(Dataset rows describing interfaces)
>>
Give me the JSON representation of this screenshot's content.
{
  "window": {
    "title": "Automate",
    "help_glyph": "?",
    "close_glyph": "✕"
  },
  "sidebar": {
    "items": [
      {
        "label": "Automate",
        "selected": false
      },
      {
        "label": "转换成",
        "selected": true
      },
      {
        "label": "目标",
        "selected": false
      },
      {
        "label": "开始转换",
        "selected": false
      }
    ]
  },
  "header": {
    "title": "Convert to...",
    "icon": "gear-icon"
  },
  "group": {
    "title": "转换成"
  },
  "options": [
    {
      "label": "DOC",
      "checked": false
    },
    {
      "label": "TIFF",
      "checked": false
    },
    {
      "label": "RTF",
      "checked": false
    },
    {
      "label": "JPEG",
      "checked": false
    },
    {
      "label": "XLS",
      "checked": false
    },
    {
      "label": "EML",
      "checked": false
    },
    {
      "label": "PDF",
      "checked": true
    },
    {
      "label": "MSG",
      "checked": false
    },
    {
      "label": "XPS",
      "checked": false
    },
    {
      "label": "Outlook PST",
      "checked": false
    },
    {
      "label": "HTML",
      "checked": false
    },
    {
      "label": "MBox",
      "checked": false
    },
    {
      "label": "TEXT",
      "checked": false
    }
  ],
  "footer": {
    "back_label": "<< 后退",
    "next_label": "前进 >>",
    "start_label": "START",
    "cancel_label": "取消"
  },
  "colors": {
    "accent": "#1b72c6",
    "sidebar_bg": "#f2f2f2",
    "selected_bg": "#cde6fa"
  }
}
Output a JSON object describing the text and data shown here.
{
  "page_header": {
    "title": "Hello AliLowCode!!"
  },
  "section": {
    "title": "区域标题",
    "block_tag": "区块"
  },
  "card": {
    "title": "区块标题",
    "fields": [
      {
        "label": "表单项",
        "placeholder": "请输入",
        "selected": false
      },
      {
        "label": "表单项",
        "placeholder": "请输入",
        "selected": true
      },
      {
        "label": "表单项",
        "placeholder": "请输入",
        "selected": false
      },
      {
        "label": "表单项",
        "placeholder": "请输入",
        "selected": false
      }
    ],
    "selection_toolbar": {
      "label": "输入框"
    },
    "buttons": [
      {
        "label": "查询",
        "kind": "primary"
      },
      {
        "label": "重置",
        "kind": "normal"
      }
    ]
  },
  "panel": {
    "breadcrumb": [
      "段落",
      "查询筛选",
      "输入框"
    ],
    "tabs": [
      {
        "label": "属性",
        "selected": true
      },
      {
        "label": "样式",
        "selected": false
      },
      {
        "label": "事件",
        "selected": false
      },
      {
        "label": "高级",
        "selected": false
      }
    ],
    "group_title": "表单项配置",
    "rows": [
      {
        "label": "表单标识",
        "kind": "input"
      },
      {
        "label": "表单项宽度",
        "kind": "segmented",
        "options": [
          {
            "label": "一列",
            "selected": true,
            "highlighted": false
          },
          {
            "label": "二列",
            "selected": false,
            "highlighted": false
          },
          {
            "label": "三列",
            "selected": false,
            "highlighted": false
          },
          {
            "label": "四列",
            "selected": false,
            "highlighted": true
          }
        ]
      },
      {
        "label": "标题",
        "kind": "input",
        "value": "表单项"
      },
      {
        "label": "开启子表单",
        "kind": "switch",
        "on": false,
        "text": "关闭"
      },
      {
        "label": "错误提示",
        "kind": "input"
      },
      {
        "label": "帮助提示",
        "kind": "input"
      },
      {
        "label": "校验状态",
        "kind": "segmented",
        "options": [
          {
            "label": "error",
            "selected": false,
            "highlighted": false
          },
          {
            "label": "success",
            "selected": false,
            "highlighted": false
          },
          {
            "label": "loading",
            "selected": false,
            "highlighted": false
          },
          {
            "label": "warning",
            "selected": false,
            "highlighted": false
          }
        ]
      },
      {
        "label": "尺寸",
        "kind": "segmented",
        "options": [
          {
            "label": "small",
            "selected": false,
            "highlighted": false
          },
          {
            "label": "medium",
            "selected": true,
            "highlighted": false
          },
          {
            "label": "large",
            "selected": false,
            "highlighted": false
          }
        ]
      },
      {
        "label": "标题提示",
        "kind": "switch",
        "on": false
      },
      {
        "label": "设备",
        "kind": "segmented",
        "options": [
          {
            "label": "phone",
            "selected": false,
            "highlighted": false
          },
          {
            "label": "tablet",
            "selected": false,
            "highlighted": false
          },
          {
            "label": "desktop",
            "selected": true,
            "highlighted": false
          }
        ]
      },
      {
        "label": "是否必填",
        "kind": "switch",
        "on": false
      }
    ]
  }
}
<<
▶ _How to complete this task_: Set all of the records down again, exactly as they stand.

▶ _Finished task_:
Give me the JSON representation of this screenshot's content.
{
  "window": {
    "title": "Automate",
    "help_glyph": "?",
    "close_glyph": "✕"
  },
  "sidebar": {
    "items": [
      {
        "label": "Automate",
        "selected": false
      },
      {
        "label": "转换成",
        "selected": true
      },
      {
        "label": "目标",
        "selected": false
      },
      {
        "label": "开始转换",
        "selected": false
      }
    ]
  },
  "header": {
    "title": "Convert to...",
    "icon": "gear-icon"
  },
  "group": {
    "title": "转换成"
  },
  "options": [
    {
      "label": "DOC",
      "checked": false
    },
    {
      "label": "TIFF",
      "checked": false
    },
    {
      "label": "RTF",
      "checked": false
    },
    {
      "label": "JPEG",
      "checked": false
    },
    {
      "label": "XLS",
      "checked": false
    },
    {
      "label": "EML",
      "checked": false
    },
    {
      "label": "PDF",
      "checked": true
    },
    {
      "label": "MSG",
      "checked": false
    },
    {
      "label": "XPS",
      "checked": false
    },
    {
      "label": "Outlook PST",
      "checked": false
    },
    {
      "label": "HTML",
      "checked": false
    },
    {
      "label": "MBox",
      "checked": false
    },
    {
      "label": "TEXT",
      "checked": false
    }
  ],
  "footer": {
    "back_label": "<< 后退",
    "next_label": "前进 >>",
    "start_label": "START",
    "cancel_label": "取消"
  },
  "colors": {
    "accent": "#1b72c6",
    "sidebar_bg": "#f2f2f2",
    "selected_bg": "#cde6fa"
  }
}
Output a JSON object describing the text and data shown here.
{
  "page_header": {
    "title": "Hello AliLowCode!!"
  },
  "section": {
    "title": "区域标题",
    "block_tag": "区块"
  },
  "card": {
    "title": "区块标题",
    "fields": [
      {
        "label": "表单项",
        "placeholder": "请输入",
        "selected": false
      },
      {
        "label": "表单项",
        "placeholder": "请输入",
        "selected": true
      },
      {
        "label": "表单项",
        "placeholder": "请输入",
        "selected": false
      },
      {
        "label": "表单项",
        "placeholder": "请输入",
        "selected": false
      }
    ],
    "selection_toolbar": {
      "label": "输入框"
    },
    "buttons": [
      {
        "label": "查询",
        "kind": "primary"
      },
      {
        "label": "重置",
        "kind": "normal"
      }
    ]
  },
  "panel": {
    "breadcrumb": [
      "段落",
      "查询筛选",
      "输入框"
    ],
    "tabs": [
      {
        "label": "属性",
        "selected": true
      },
      {
        "label": "样式",
        "selected": false
      },
      {
        "label": "事件",
        "selected": false
      },
      {
        "label": "高级",
        "selected": false
      }
    ],
    "group_title": "表单项配置",
    "rows": [
      {
        "label": "表单标识",
        "kind": "input"
      },
      {
        "label": "表单项宽度",
        "kind": "segmented",
        "options": [
          {
            "label": "一列",
            "selected": true,
            "highlighted": false
          },
          {
            "label": "二列",
            "selected": false,
            "highlighted": false
          },
          {
            "label": "三列",
            "selected": false,
            "highlighted": false
          },
          {
            "label": "四列",
            "selected": false,
            "highlighted": true
          }
        ]
      },
      {
        "label": "标题",
        "kind": "input",
        "value": "表单项"
      },
      {
        "label": "开启子表单",
        "kind": "switch",
        "on": false,
        "text": "关闭"
      },
      {
        "label": "错误提示",
        "kind": "input"
      },
      {
        "label": "帮助提示",
        "kind": "input"
      },
      {
        "label": "校验状态",
        "kind": "segmented",
        "options": [
          {
            "label": "error",
            "selected": false,
            "highlighted": false
          },
          {
            "label": "success",
            "selected": false,
            "highlighted": false
          },
          {
            "label": "loading",
            "selected": false,
            "highlighted": false
          },
          {
            "label": "warning",
            "selected": false,
            "highlighted": false
          }
        ]
      },
      {
        "label": "尺寸",
        "kind": "segmented",
        "options": [
          {
            "label": "small",
            "selected": false,
            "highlighted": false
          },
          {
            "label": "medium",
            "selected": true,
            "highlighted": false
          },
          {
            "label": "large",
            "selected": false,
            "highlighted": false
          }
        ]
      },
      {
        "label": "标题提示",
        "kind": "switch",
        "on": false
      },
      {
        "label": "设备",
        "kind": "segmented",
        "options": [
          {
            "label": "phone",
            "selected": false,
            "highlighted": false
          },
          {
            "label": "tablet",
            "selected": false,
            "highlighted": false
          },
          {
            "label": "desktop",
            "selected": true,
            "highlighted": false
          }
        ]
      },
      {
        "label": "是否必填",
        "kind": "switch",
        "on": false
      }
    ]
  }
}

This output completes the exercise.